Entrepreneur William Zhou inspires students with his success
Inspired by Steve Jobs and Elon Musk, Zhou launches his brainchild Planboard into the world
Third year computer science major William Zhou is living the dream life. The year 2012 proved fruitful for Zhou, who is riding off of his team’s Velocity Venture Fund win for the Planboard platform that revolutionizes teachers’ lives and his recent personal Community Achievement Award (CAA) in Entrepreneurship.
Online student community website, CampusPerks, runs the biannual CAA with the purpose of “recognizing exceptional student leaders in the fields of Art, Media, Philanthropy, and Entrepreneurship.” Students are free to nominate themselves or nominate a worthy candidate. Each candidate, once nominated, must rack up enough support in the form of members of the community clicking the support button on their nomination. Nominees with at least 25 supporters move up to the semi-finalist round where they’re judged by a CampusPerks committee based on their nomination profile.
From there, 16 finalists from the four different fields are selected. An external judging committee, formed by prominent Canadian leaders, selects the winners of the $1,000 scholarship package and national recognition.
Former judges include Alison Lawler-Dean, the senior public relations manager for Joe Fresh; David Vella, the director of board and executive relations of the Toronto International Film Festival; Jeffrey Buttle, world renowned Canadian figure skater and Olympic bronze medalist; Renee Sorese, senior manager of mobile brand marketing at Samsung Canada; and Ryan Smolkin, developer of the student-adored Smoke’s Poutinerie Franchise.
On his CAA win Zhou comments, “CampusPerks is doing some great things. They’re building student communities that want to drive change...I like what they’re doing. I think [as] entrepreneurs or innovators, in any field, students should be recognized and that’s exactly what they’re doing.”
Zhou’s win comes off of his Planboard platform. “Planboard is an online platform that brings engagement between teachers, students, and parents,” he proudly explained.
He credits his fascination with Lego as a child to his success in the computer science field. “The thing that fascinates me is how you build something and computer [science] is like building blocks, Lego to me,” he reveals, adding, “Personally, I want to use technology to help improve education.”
Planboard, in its essence, is a specialized education platform catered specifically towards teachers in order to make more efficient use of their time spent preparing classes. Zhou reminisces on his high school days, back when he would drop by his teacher’s offices. “They’re working on this thing that’s mandatory, they’re working on this thing that they have to do in order to teach better but they’re stuck [using] ’70s technology. And heck, even classrooms are stuck in ’70s technology.”

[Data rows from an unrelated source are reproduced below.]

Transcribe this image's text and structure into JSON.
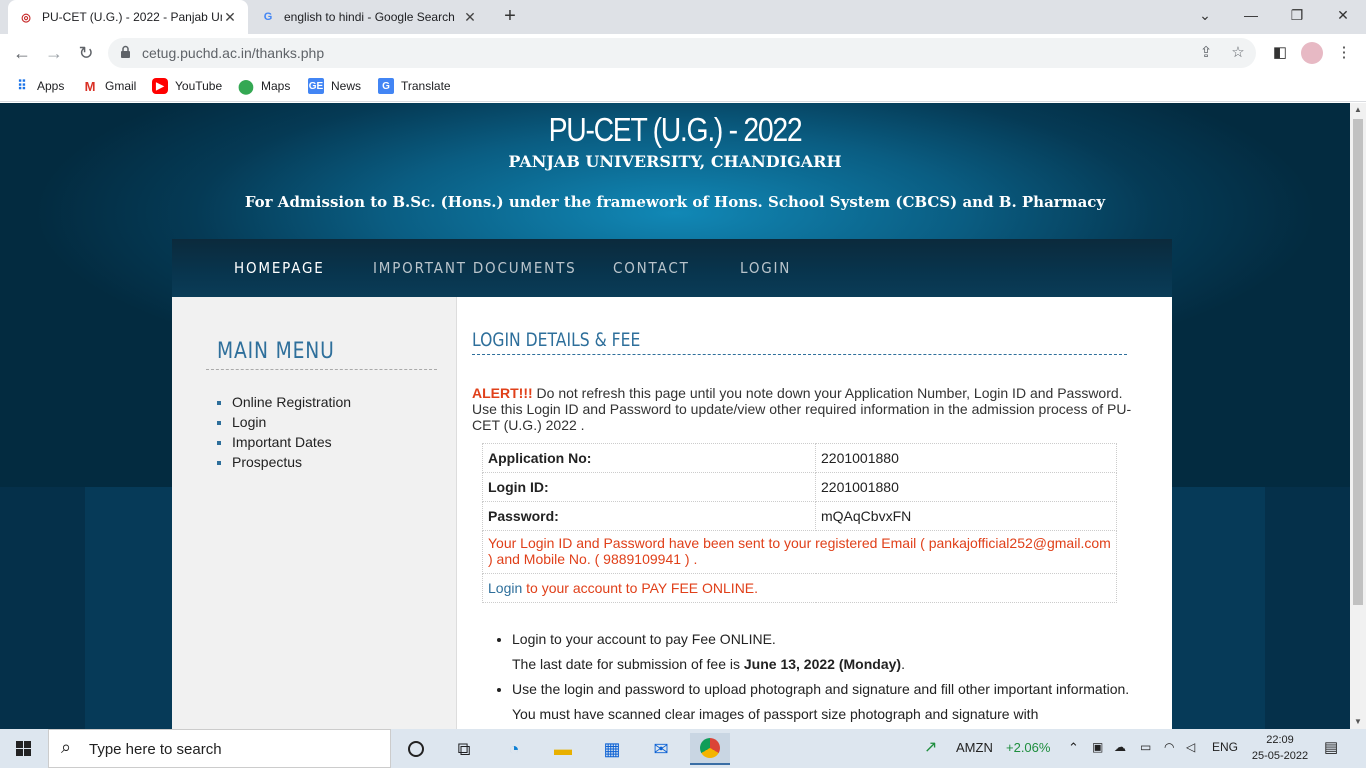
{
  "browser": {
    "tabs": [
      {
        "title": "PU-CET (U.G.) - 2022 - Panjab Un",
        "active": true
      },
      {
        "title": "english to hindi - Google Search",
        "active": false
      }
    ],
    "url": "cetug.puchd.ac.in/thanks.php",
    "bookmarks": [
      "Apps",
      "Gmail",
      "YouTube",
      "Maps",
      "News",
      "Translate"
    ]
  },
  "site": {
    "title": "PU-CET (U.G.) - 2022",
    "university": "PANJAB UNIVERSITY, CHANDIGARH",
    "tagline": "For Admission to B.Sc. (Hons.) under the framework of Hons. School System (CBCS) and B. Pharmacy",
    "menu": [
      "HOMEPAGE",
      "IMPORTANT DOCUMENTS",
      "CONTACT",
      "LOGIN"
    ]
  },
  "sidebar": {
    "title": "MAIN MENU",
    "items": [
      "Online Registration",
      "Login",
      "Important Dates",
      "Prospectus"
    ]
  },
  "main": {
    "title": "LOGIN DETAILS & FEE",
    "alert_label": "ALERT!!!",
    "alert_text": " Do not refresh this page until you note down your Application Number, Login ID and Password. Use this Login ID and Password to update/view other required information in the admission process of PU-CET (U.G.) 2022 .",
    "details": [
      {
        "label": "Application No:",
        "value": "2201001880"
      },
      {
        "label": "Login ID:",
        "value": "2201001880"
      },
      {
        "label": "Password:",
        "value": "mQAqCbvxFN"
      }
    ],
    "sent_message": "Your Login ID and Password have been sent to your registered Email ( pankajofficial252@gmail.com ) and Mobile No. ( 9889109941 ) .",
    "login_link": "Login",
    "login_suffix": " to your account to PAY FEE ONLINE.",
    "note1": "Login to your account to pay Fee ONLINE.",
    "note1b_prefix": "The last date for submission of fee is ",
    "note1b_bold": "June 13, 2022 (Monday)",
    "note1b_suffix": ".",
    "note2": "Use the login and password to upload photograph and signature and fill other important information. You must have scanned clear images of passport size photograph and signature with"
  },
  "taskbar": {
    "search_placeholder": "Type here to search",
    "stock_symbol": "AMZN",
    "stock_change": "+2.06%",
    "language": "ENG",
    "time": "22:09",
    "date": "25-05-2022"
  }
}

This notion of education being stuck in the past stayed with Zhou as he transitioned from being a high school student in his native Vancouver to being a university student at UW. He attributes his success to his fellow UW students. “I met people in class and started recruiting people. That’s when I started pitching that idea to these people saying, ‘This is what we’re going to do and we want to, by the end of this, if nothing else happens, at least I hope that we make a little impact in education. I mean, that’s all the hope that we had in the beginning.”
That was back in 2011. He and his team finished coding in early 2012, and then published the service. “Feedback has been phenomenal,” Zhou stated, seeming somewhat in awe at his creation.
As with every successful product, increased demand leads to increased functionality requests. Currently there is no iPad support, although Zhou hints that he and his team have begun development and are expecting to release iPad functionality soon.
Zhou lists the late Steve Jobs and entrepreneur Elon Musk as his inspirations. He visibly lights up when talking about the CEO. “People said he’s crazy, everyone said he’s crazy, NASA said you can’t do this possibly [with] this much budget. But you know what, he launched his rockets, he was successful,” he explained. “He’s really an inspiration to me in terms of solving bigger problems… I want to focus on bigger issues in society, that’s where the term ‘social entrepreneurship’ comes from.”
In the spirit of tackling bigger problems, Zhou has entered into a partnership with Brock University, working with Dr. Camille Rutherford to research how teachers can do better lesson planning. Vetica Interactive offers unlimited use of Planboard to Brock students who are studying to become teachers, free of charge.
To his fellow students looking to walk down the path of entrepreneurship, Zhou offers some heartfelt advice: “Student entrepreneurs…should focus on bigger problems, should focus on things that would really have an impact on society and from there pick a starting point. Obviously, you can’t take over and change the world in one day, you have to focus, find that problem that motivates you, that gets you excited.”
William Zhou is the co-founder of Vetica Interactive Inc., a UW start-up focused on providing educational tools to teachers around the world. He and his team can be contacted at www.vetica.com.